Tom and Lisa Fryman relocated from Manhattan to Lexington in 1987 and didn't know where they wanted to live. They moved into the high-rise downtown condos called The Woodlands, but Lisa Fryman would drive around different neighborhoods to see what else was out there.
When she went down Ashwood Drive, near Ashland, the Henry Clay Estate, she passed a house that stood out: a one-story, four-bedroom, 31/2-bath home built of horizontal cut stone, with a low sloping roof, deep eaves and redwood trim around the windows and redwood garage doors.
"I said, 'Oh, my gosh, I love this house,'" Fryman recalled, laughing. "From then on, I called it 'my house.'"
It reminded her of a similar house in La Jolla, Calif., that she visited many times while growing up.
The house on Ashwood had been designed and built in 1949 by Lexington architect Ernst Johnson for his family.
Johnson was a well-known Modernist architect with close ties to Eero Saarinen, one of the most important American architects of the 20th century. The two had been classmates at Yale.
The Frymans and their three young daughters lived at The Woodlands for 10 years, until one morning in 1997 real estate agent Betty Jo Palmer called to tell Lisa, "Your house is for sale."

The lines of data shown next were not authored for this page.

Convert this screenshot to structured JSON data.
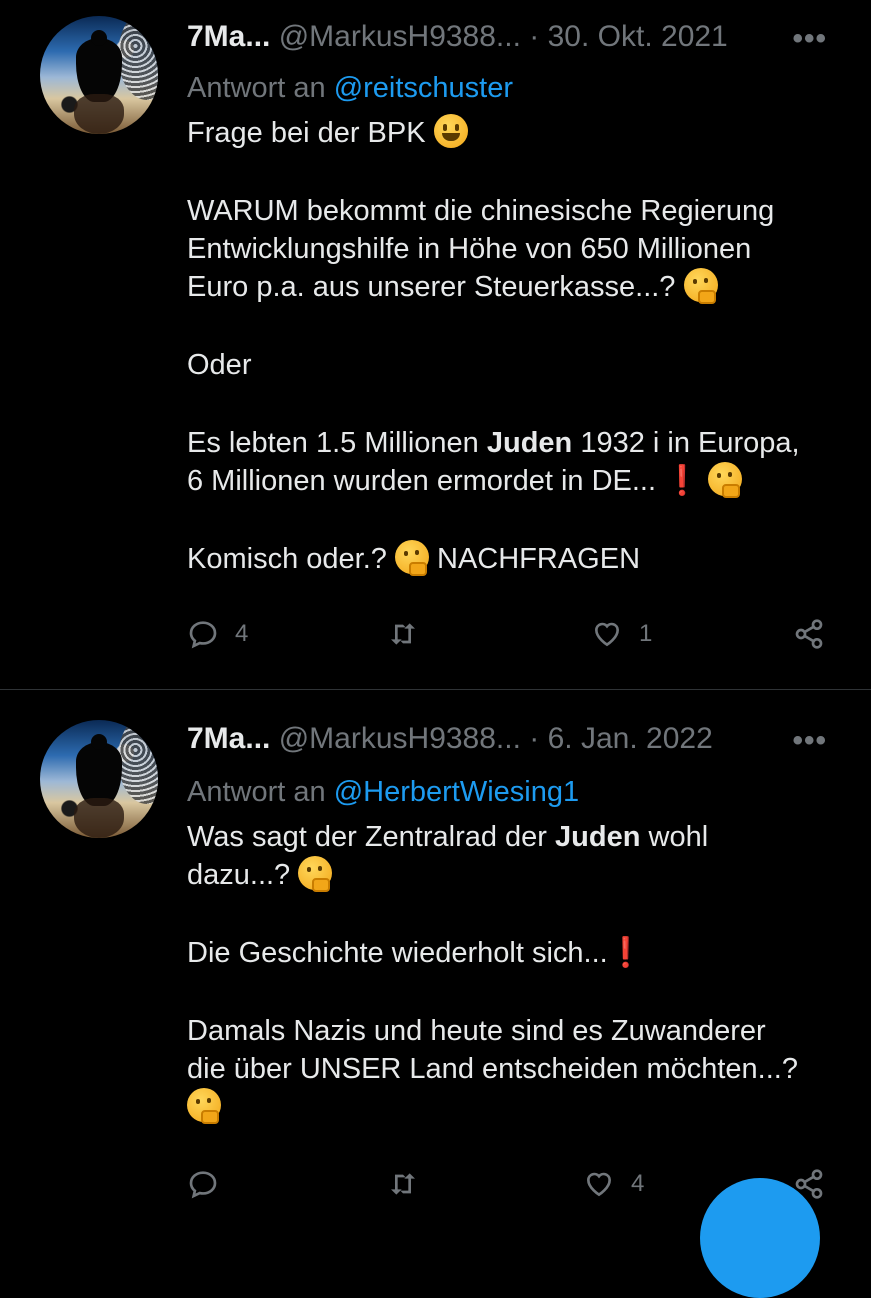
{
  "tweets": [
    {
      "name": "7Ma...",
      "handle": "@MarkusH9388...",
      "dot": "·",
      "date": "30. Okt. 2021",
      "more": "•••",
      "reply_prefix": "Antwort an",
      "reply_to": "@reitschuster",
      "lines": {
        "l1": "Frage bei der BPK",
        "l2a": "WARUM bekommt die chinesische Regierung",
        "l2b": "Entwicklungshilfe in Höhe von 650 Millionen",
        "l2c": "Euro p.a. aus unserer Steuerkasse...?",
        "l3": "Oder",
        "l4a_pre": "Es lebten 1.5 Millionen",
        "l4a_bold": "Juden",
        "l4a_post": "1932 i in Europa,",
        "l4b": "6 Millionen wurden ermordet in DE...",
        "l5_pre": "Komisch oder.?",
        "l5_post": "NACHFRAGEN"
      },
      "exclamation": "❗",
      "replies": "4",
      "retweets": "",
      "likes": "1"
    },
    {
      "name": "7Ma...",
      "handle": "@MarkusH9388...",
      "dot": "·",
      "date": "6. Jan. 2022",
      "more": "•••",
      "reply_prefix": "Antwort an",
      "reply_to": "@HerbertWiesing1",
      "lines": {
        "l1_pre": "Was sagt der Zentralrad der",
        "l1_bold": "Juden",
        "l1_post": "wohl",
        "l2": "dazu...?",
        "l3": "Die Geschichte wiederholt sich...",
        "l4a": "Damals Nazis und heute sind es Zuwanderer",
        "l4b": "die über UNSER Land entscheiden möchten...?"
      },
      "exclamation": "❗",
      "replies": "",
      "retweets": "",
      "likes": "4"
    }
  ],
  "icons": [
    "reply-icon",
    "retweet-icon",
    "like-icon",
    "share-icon",
    "more-icon"
  ],
  "colors": {
    "background": "#000000",
    "text": "#e7e9ea",
    "muted": "#71767b",
    "link": "#1d9bf0",
    "divider": "#2f3336"
  }
}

The couple bought the 3,000-square-foot house from Johnson's widow, Irma.
"After we moved in, I would walk around every day and say, 'I can't believe this is my house. It is so beautiful,'" Fryman said earlier this week.
That sentiment was hardly shared by some neighbors on Ashwood, a short, tucked-away street of traditional-style houses that connects Chinoe and Woodspoint roads.
"They hated it," said architect Sarah House Tate, founder of the Lexington firm Tate Hill Jacobs Architects.
Tate has great admiration for Johnson and interviewed Irma several times while she still lived in the house. On Monday, she will give a lecture, "Design and Influence: Ernst Johnson at the University of Kentucky."
Johnson was a professor of civil engineering at UK, hired by the university straight out of Yale. He essentially became the university's architect from the late 1930s through the '50s, designing 13 buildings on campus, all in a Modernist style.
"And he had his hand in a helluva lot more," said Lexington architect Byron Romanowitz, who was Johnson's partner in the firm Johnson Romanowitz Architects.
Johnson died in 1972, but he has been in the news recently after UK announced plans to raze several of his buildings, including Holmes Hall (built in 1956), the Wenner-Gren Aeronautical Laboratory (1941) and Jewell Hall (1938).
How typical, Romanowitz said.
"When architects on the contemporary edge design buildings, people don't like what they do," he said, chuckling. "They have to wait 50 years or until the architect dies for the public to suddenly find value in what they did."
A hallmark of Johnson's university buildings as well as his own house was his masonry skill.
"While working in a Modernist sensibility, he had a visceral sense of how to put brick and mortar together" in beautiful patterns, said Lexington architect Graham Pohl.
Tate added, "Not many architects are so gifted with brick as Ernst was."
The son of a first-generation Swedish bricklayer, Johnson paid his way through Yale as a union bricklayer.
Johnson combined his love of masonry together with Modernist architecture in building the house on Ashwood Drive for his family.
"Everything in that house is Modernist, starting with the open floor plan that is a signature contribution of Modernism," Tate said.
Modernism was the first architectural style not to reference the past.
"It stopped and studied the way people lived, and designed a building to fit the way it was going to be used," she said.
For instance, Johnson designed a nook in the hallway that has a built-in bench and a telephone shelf so people could sit and talk on the phone.
A cupboard in the dining room was built to hold exactly six TV trays, reminiscent of a time when people liked to eat dinner in the living room while watching television. Irma played bridge, so another closet is just big enough for a card table and four folding chairs.
Under several windows in the dining room and four bedrooms are louvered panels that can be opened for ventilation in warm weather.
On the garage floor is a clever little bump in the concrete — "so you can feel it with your car and you don't make the mistake of pulling in too far," Pohl said.
"Everywhere you look is this attention to detail," he added.
One end of the living room has a brick wall laid in an unusual stacked brick pattern. There's brick around the base of the living room fireplace, stepped out like an upside down wedding cake.
Johnson also loved wood and, with his Scandinavian heritage, birch in particular. Dining room walls are paneled in birch, bedrooms in ash. The living room is paneled in pecky cypress, a once very desirable wood with unusual narrow cavities caused by a fungus.
Beverly Fortune is a Lexington writer and a former Herald-Leader reporter. Contact her at email@example.com or (859) 948-7846.